Is Dying Of Cancer Really The Best Way To Die?
An article written by Richard Smith which appeared yesterday in the BMJ blog has sparked some controversy. The provocative title of the blog: Dying of cancer is the best death was enough to raise dissent among many commentators.
Smith outlines the reason why he believes cancer is the best way to die:
You can say goodbye, reflect on your life, leave last messages, perhaps visit special places for a last time, listen to favourite pieces of music, read loved poems, and prepare, according to your beliefs, to meet your maker or enjoy eternal oblivion.
Hmmh! This statement reminds me very much of the controversy stirred up this time last year by the Guardian writer Emma Keller’s comments on Lisa Adams’ openness about her metastatic breast cancer. I went back to re-read Keller’s husband’s defence of his wife and his laudatory words about his father-in-law who died “without any fuss” of cancer “….allowed to slip peacefully from life…His death seemed to me a humane and honorable alternative to the frantic medical trench warfare that often makes an expensive misery of death in America.”
Smith would no doubt agree with Bill Keller; both men deplore the prolonging of life. Smith acknowledges that his view is an idealised one – but it’s one he clings to:
This is, I recognise, a romantic view of dying, but it is achievable with love, morphine, and whisky. But stay away from overambitious oncologists, and let’s stop wasting billions trying to cure cancer, potentially leaving us to die a much more horrible death.
Not everyone who dies of cancer has this peaceful idealised death. My own mother’s death from brain cancer was far removed from romantic.

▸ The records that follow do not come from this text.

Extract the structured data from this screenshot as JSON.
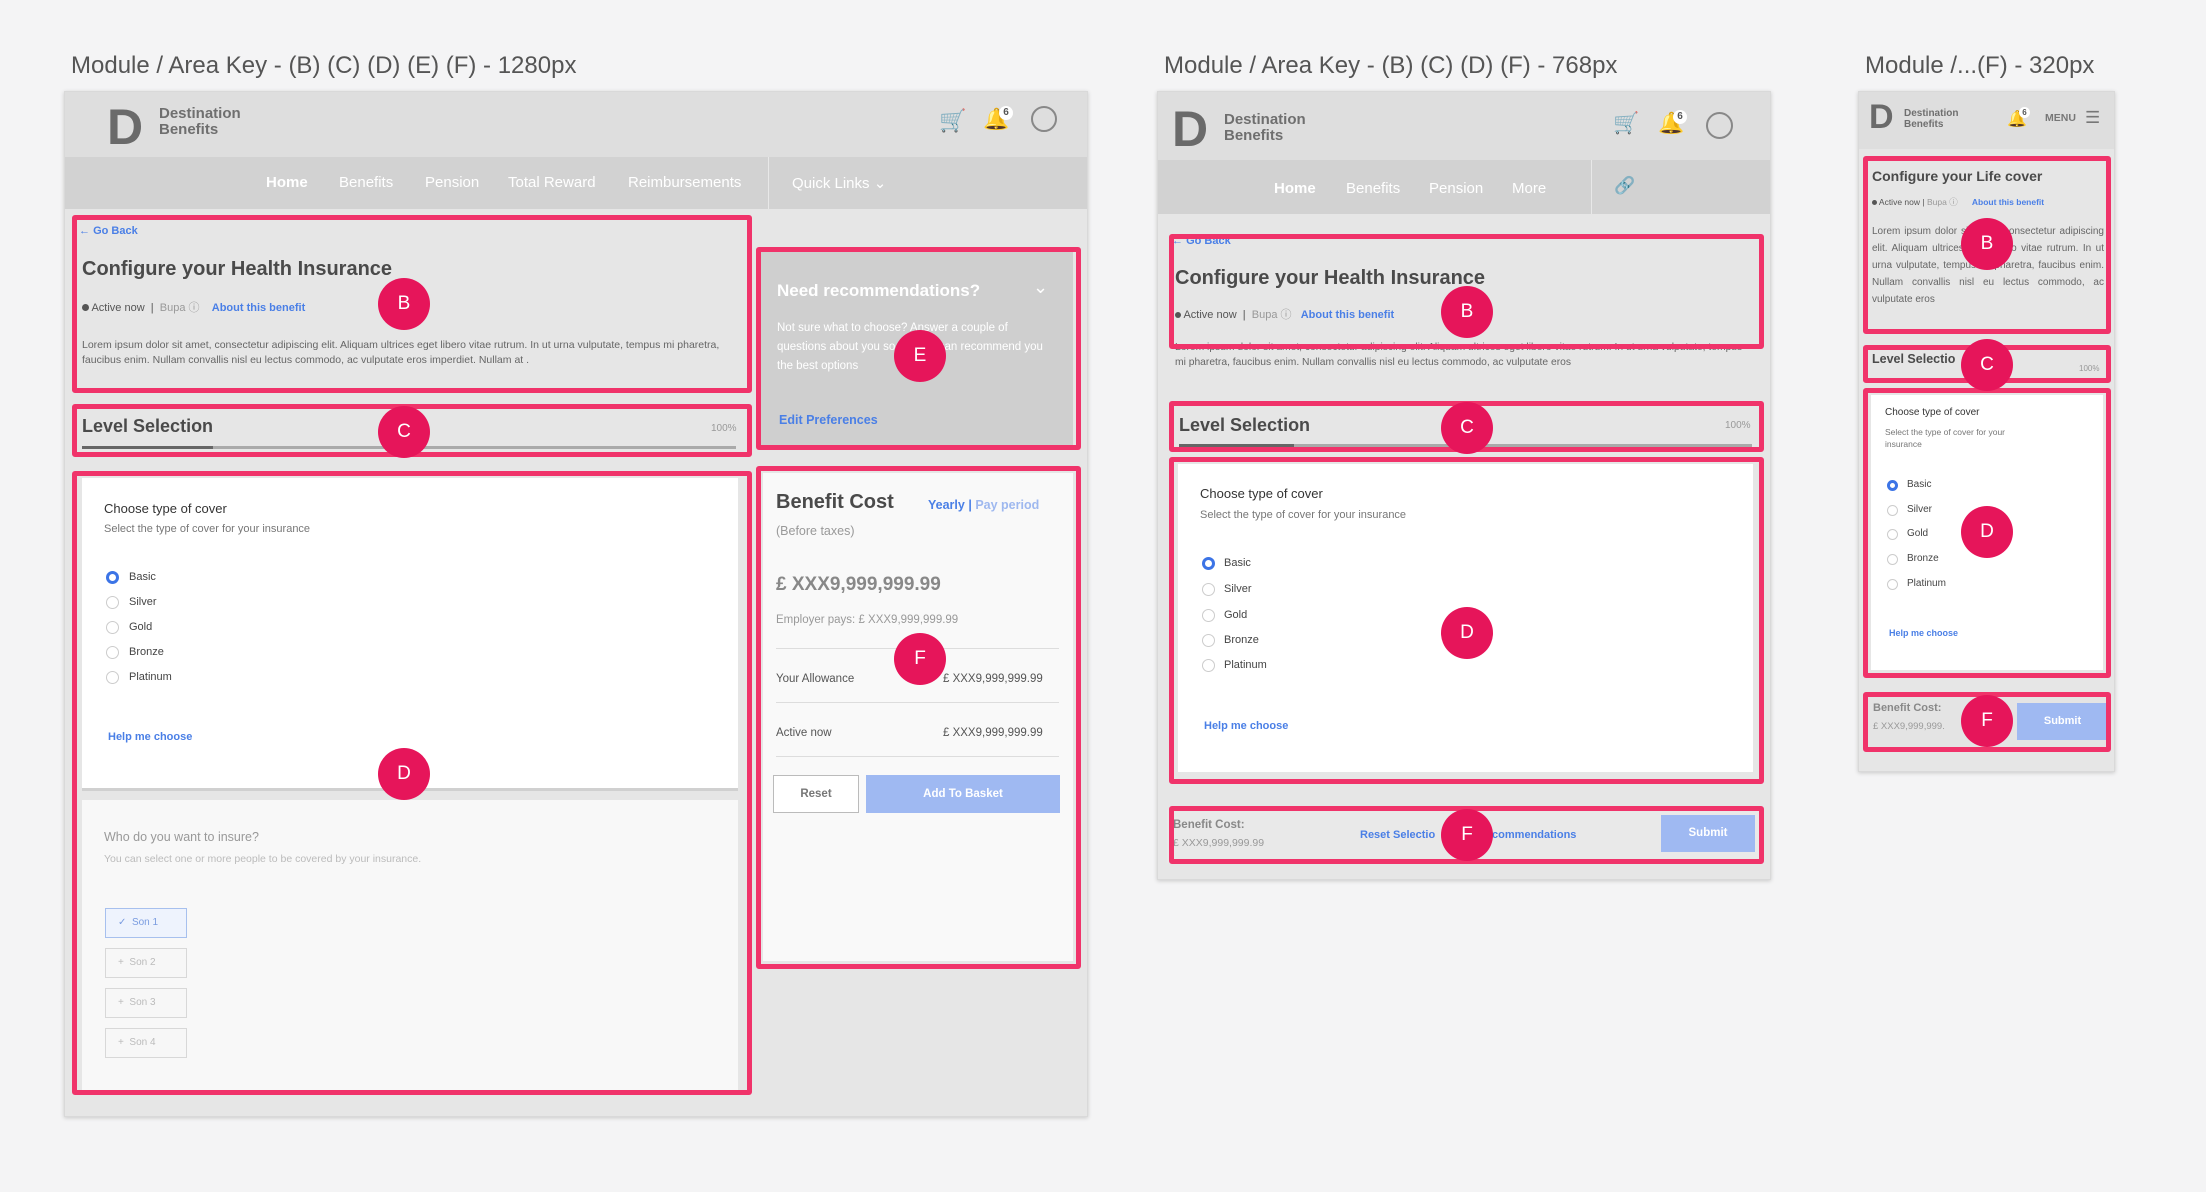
{
  "frames": {
    "desktop_title": "Module / Area Key - (B) (C) (D) (E) (F) - 1280px",
    "tablet_title": "Module / Area Key - (B) (C) (D) (F) - 768px",
    "mobile_title": "Module /...(F) - 320px"
  },
  "brand": {
    "line1": "Destination",
    "line2": "Benefits",
    "mark": "D"
  },
  "header": {
    "cart_icon": "cart-icon",
    "bell_icon": "bell-icon",
    "bell_count": "6",
    "user_icon": "user-icon",
    "menu_label": "MENU"
  },
  "nav": {
    "desktop": [
      "Home",
      "Benefits",
      "Pension",
      "Total Reward",
      "Reimbursements"
    ],
    "quick_links": "Quick Links",
    "tablet": [
      "Home",
      "Benefits",
      "Pension",
      "More"
    ]
  },
  "section_b": {
    "go_back": "Go Back",
    "title": "Configure your Health Insurance",
    "mobile_title": "Configure your Life cover",
    "status": "Active now",
    "provider": "Bupa",
    "about": "About this benefit",
    "body": "Lorem ipsum dolor sit amet, consectetur adipiscing elit. Aliquam ultrices eget libero vitae rutrum. In ut urna vulputate, tempus mi pharetra, faucibus enim. Nullam convallis nisl eu lectus commodo, ac vulputate eros imperdiet. Nullam at .",
    "tablet_body": "Lorem ipsum dolor sit amet, consectetur adipiscing elit. Aliquam ultrices eget libero vitae rutrum. In ut urna vulputate, tempus mi pharetra, faucibus enim. Nullam convallis nisl eu lectus commodo, ac vulputate eros",
    "mobile_body": "Lorem ipsum dolor sit amet, consectetur adipiscing elit. Aliquam ultrices eget libero vitae rutrum. In ut urna vulputate, tempus mi pharetra, faucibus enim. Nullam convallis nisl eu lectus commodo, ac vulputate eros"
  },
  "section_c": {
    "title": "Level Selection",
    "mobile_title": "Level Selectio",
    "percent": "100%",
    "progress": 0.2
  },
  "section_d": {
    "title": "Choose type of cover",
    "subtitle": "Select the type of cover for your insurance",
    "options": [
      "Basic",
      "Silver",
      "Gold",
      "Bronze",
      "Platinum"
    ],
    "selected": "Basic",
    "help": "Help me choose",
    "insure_title": "Who do you want to insure?",
    "insure_sub": "You can select one or more people to be covered by your insurance.",
    "people": [
      "Son 1",
      "Son 2",
      "Son 3",
      "Son 4"
    ]
  },
  "section_e": {
    "title": "Need recommendations?",
    "body": "Not sure what to choose? Answer a couple of questions about you so that we can recommend you the best options",
    "link": "Edit Preferences"
  },
  "section_f": {
    "title": "Benefit Cost",
    "yearly": "Yearly",
    "sep": "|",
    "pay_period": "Pay period",
    "before_taxes": "(Before taxes)",
    "amount": "£ XXX9,999,999.99",
    "employer": "Employer pays: £ XXX9,999,999.99",
    "allowance_label": "Your Allowance",
    "allowance_value": "£ XXX9,999,999.99",
    "active_label": "Active now",
    "active_value": "£ XXX9,999,999.99",
    "reset": "Reset",
    "add": "Add To Basket",
    "footer_label": "Benefit Cost:",
    "footer_amount": "£ XXX9,999,999.99",
    "mobile_amount": "£ XXX9,999,999.",
    "reset_selection": "Reset Selectio",
    "recommendations": "Recommendations",
    "submit": "Submit"
  },
  "keys": {
    "b": "B",
    "c": "C",
    "d": "D",
    "e": "E",
    "f": "F"
  },
  "colors": {
    "annotation": "#f0336a",
    "key_bubble": "#e6155a",
    "link": "#4a7fe6",
    "button": "#9fb9f2"
  }
}
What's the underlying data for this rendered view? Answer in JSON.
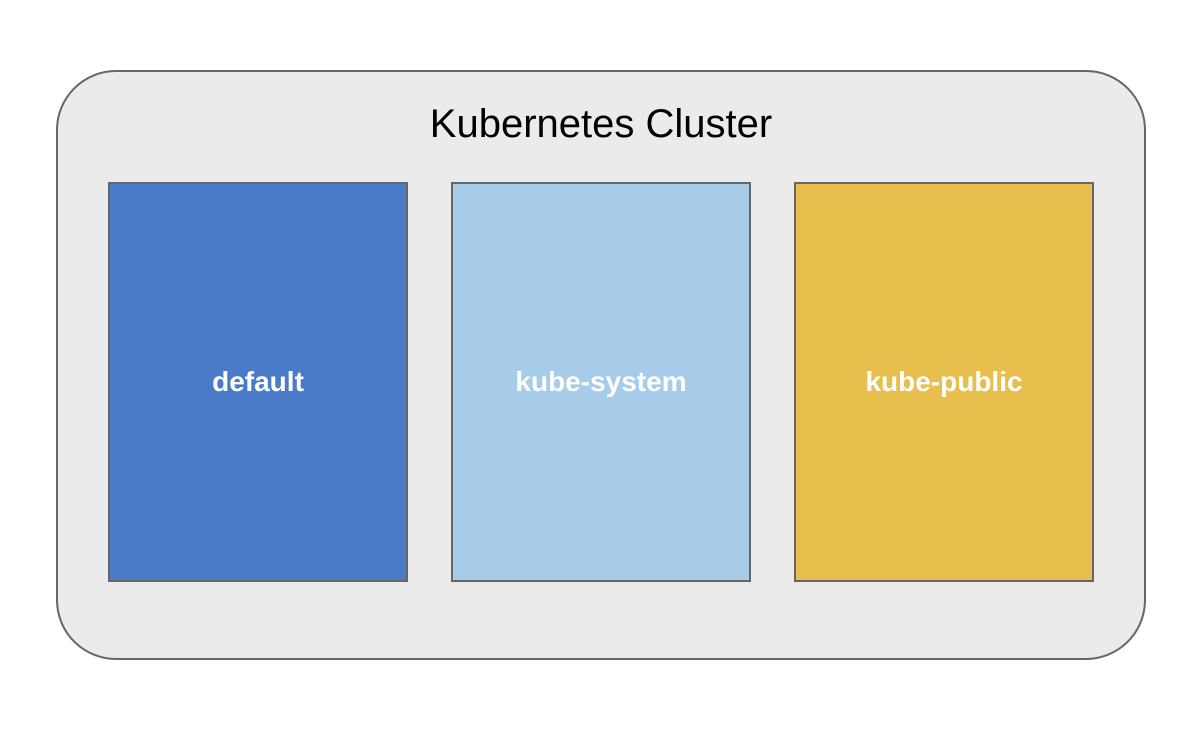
{
  "diagram": {
    "title": "Kubernetes Cluster",
    "namespaces": [
      {
        "label": "default",
        "color": "#4a7bc8"
      },
      {
        "label": "kube-system",
        "color": "#a7cce9"
      },
      {
        "label": "kube-public",
        "color": "#e8bf4d"
      }
    ]
  }
}
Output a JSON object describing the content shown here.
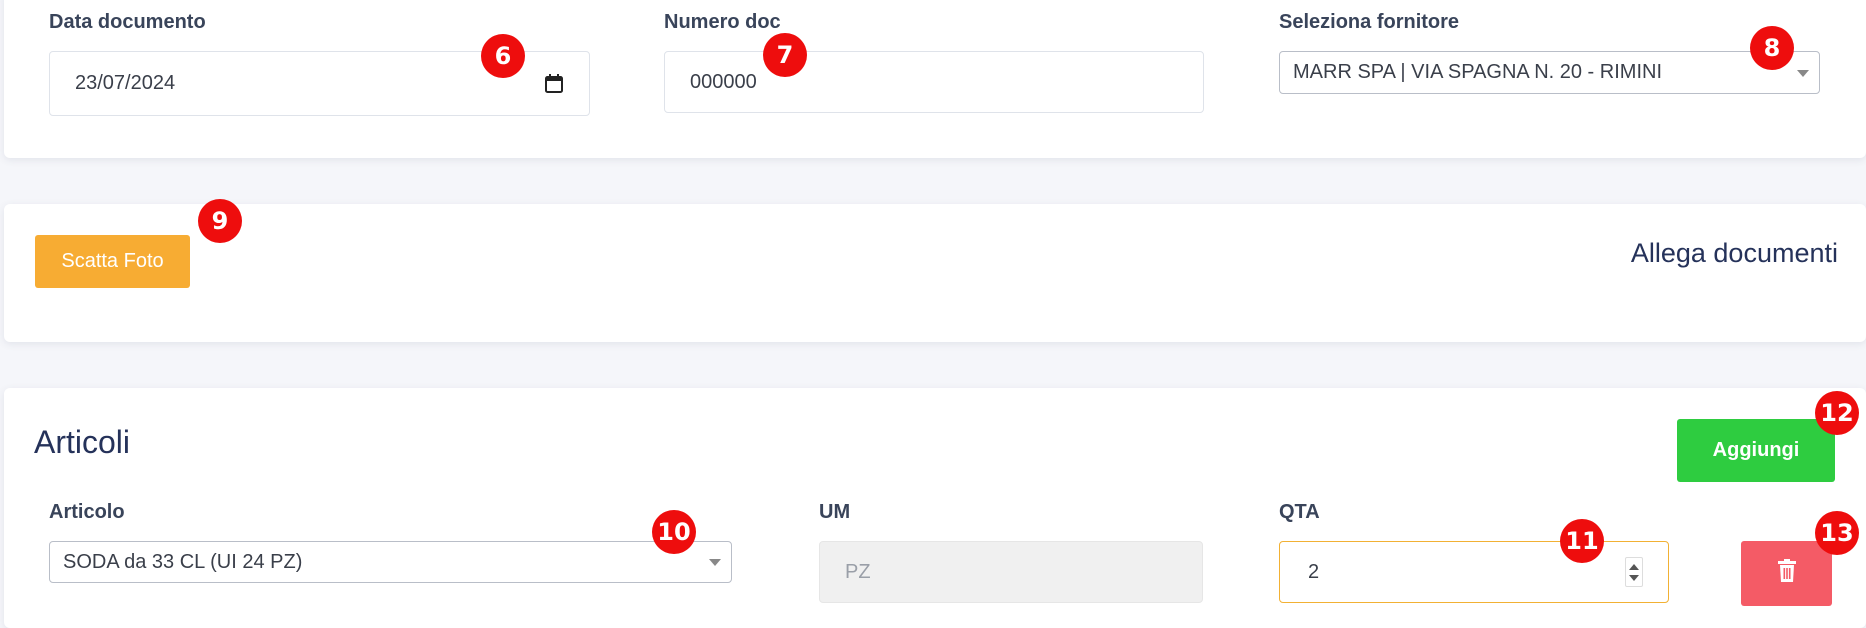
{
  "documento": {
    "data_label": "Data documento",
    "data_value": "23/07/2024",
    "numero_label": "Numero doc",
    "numero_value": "000000",
    "fornitore_label": "Seleziona fornitore",
    "fornitore_value": "MARR SPA | VIA SPAGNA N. 20 - RIMINI"
  },
  "allegati": {
    "scatta_foto_label": "Scatta Foto",
    "title": "Allega documenti"
  },
  "articoli": {
    "title": "Articoli",
    "aggiungi_label": "Aggiungi",
    "articolo_label": "Articolo",
    "articolo_value": "SODA da 33 CL (UI 24 PZ)",
    "um_label": "UM",
    "um_value": "PZ",
    "qta_label": "QTA",
    "qta_value": "2"
  },
  "markers": [
    "6",
    "7",
    "8",
    "9",
    "10",
    "11",
    "12",
    "13"
  ],
  "icons": {
    "calendar": "calendar-icon",
    "trash": "trash-icon",
    "dropdown": "chevron-down-icon",
    "spinner": "spinner-arrows-icon"
  },
  "colors": {
    "accent_orange": "#f39c12",
    "scatta_foto_bg": "#f7ac33",
    "aggiungi_bg": "#2ecc40",
    "delete_bg": "#f45b66",
    "marker_red": "#ee0d0d",
    "qta_focus_border": "#f2b134"
  }
}
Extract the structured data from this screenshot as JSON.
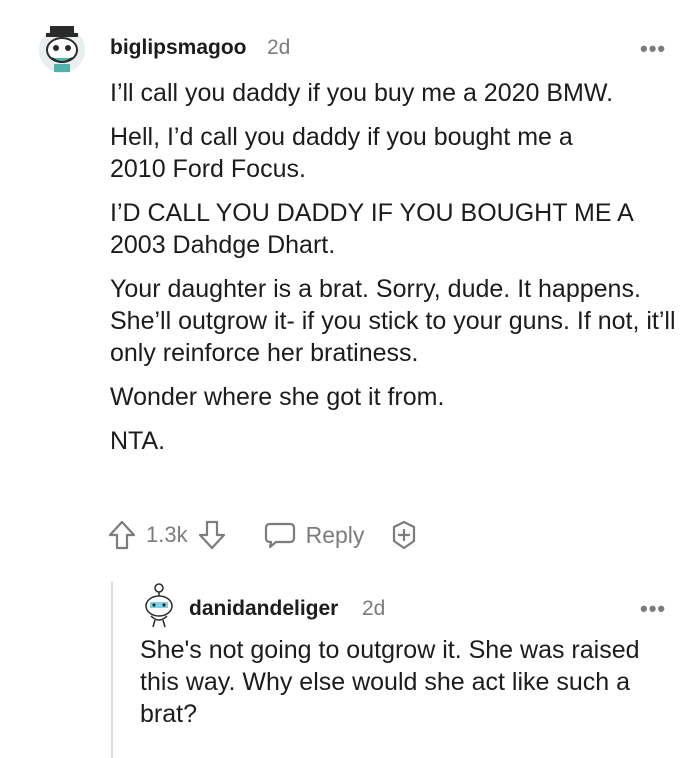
{
  "comment": {
    "username": "biglipsmagoo",
    "time": "2d",
    "paragraphs": [
      "I’ll call you daddy if you buy me a 2020 BMW.",
      "Hell, I’d call you daddy if you bought me a 2010 Ford Focus.",
      "I’D CALL YOU DADDY IF YOU BOUGHT ME A 2003 Dahdge Dhart.",
      "Your daughter is a brat. Sorry, dude. It happens. She’ll outgrow it- if you stick to your guns. If not, it’ll only reinforce her bratiness.",
      "Wonder where she got it from.",
      "NTA."
    ],
    "votes": "1.3k",
    "reply_label": "Reply"
  },
  "reply": {
    "username": "danidandeliger",
    "time": "2d",
    "text": "She's not going to outgrow it. She was raised this way. Why else would she act like such a brat?"
  },
  "icons": {
    "more": "more-options-icon",
    "upvote": "upvote-arrow-icon",
    "downvote": "downvote-arrow-icon",
    "reply": "speech-bubble-icon",
    "award": "award-plus-icon"
  },
  "colors": {
    "text": "#1c1c1c",
    "muted": "#7c7c7c",
    "thread_line": "#dcdcdc"
  }
}
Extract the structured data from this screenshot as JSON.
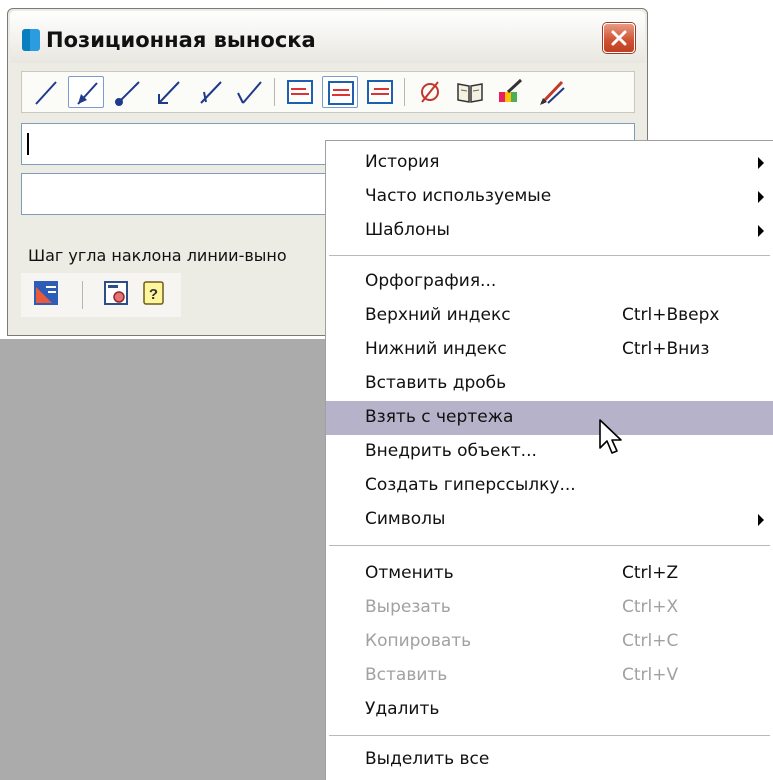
{
  "window": {
    "title": "Позиционная выноска"
  },
  "toolbar": {
    "icons": [
      "line-leader-icon",
      "arrow-leader-icon",
      "dot-leader-icon",
      "open-arrow-leader-icon",
      "tick-leader-icon",
      "check-leader-icon",
      "align-left-icon",
      "align-center-icon",
      "align-right-icon",
      "diameter-icon",
      "book-icon",
      "brush-icon",
      "pen-icon"
    ]
  },
  "fields": {
    "text1": "",
    "text2": ""
  },
  "step_label": "Шаг угла наклона линии-выно",
  "menu": {
    "items": [
      {
        "label": "История",
        "shortcut": "",
        "submenu": true,
        "disabled": false
      },
      {
        "label": "Часто используемые",
        "shortcut": "",
        "submenu": true,
        "disabled": false
      },
      {
        "label": "Шаблоны",
        "shortcut": "",
        "submenu": true,
        "disabled": false
      },
      {
        "label": "Орфография...",
        "shortcut": "",
        "submenu": false,
        "disabled": false
      },
      {
        "label": "Верхний индекс",
        "shortcut": "Ctrl+Вверх",
        "submenu": false,
        "disabled": false
      },
      {
        "label": "Нижний индекс",
        "shortcut": "Ctrl+Вниз",
        "submenu": false,
        "disabled": false
      },
      {
        "label": "Вставить дробь",
        "shortcut": "",
        "submenu": false,
        "disabled": false
      },
      {
        "label": "Взять с чертежа",
        "shortcut": "",
        "submenu": false,
        "disabled": false,
        "highlighted": true
      },
      {
        "label": "Внедрить объект...",
        "shortcut": "",
        "submenu": false,
        "disabled": false
      },
      {
        "label": "Создать гиперссылку...",
        "shortcut": "",
        "submenu": false,
        "disabled": false
      },
      {
        "label": "Символы",
        "shortcut": "",
        "submenu": true,
        "disabled": false
      },
      {
        "label": "Отменить",
        "shortcut": "Ctrl+Z",
        "submenu": false,
        "disabled": false
      },
      {
        "label": "Вырезать",
        "shortcut": "Ctrl+X",
        "submenu": false,
        "disabled": true
      },
      {
        "label": "Копировать",
        "shortcut": "Ctrl+C",
        "submenu": false,
        "disabled": true
      },
      {
        "label": "Вставить",
        "shortcut": "Ctrl+V",
        "submenu": false,
        "disabled": true
      },
      {
        "label": "Удалить",
        "shortcut": "",
        "submenu": false,
        "disabled": false
      },
      {
        "label": "Выделить все",
        "shortcut": "",
        "submenu": false,
        "disabled": false
      }
    ]
  },
  "colors": {
    "highlight": "#b5b2c9",
    "disabled_text": "#a1a1a1",
    "close_button": "#cf5032",
    "desktop": "#ababab"
  }
}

Both men write of a dignified and peaceful death, along the lines of our work here is done on earth – but what of the young mother with metastatic cancer who desperately wants to be there for her children growing up? Is love, morphine and whisky enough to ease her pain?
For wonderfully eloquent ripostes, read: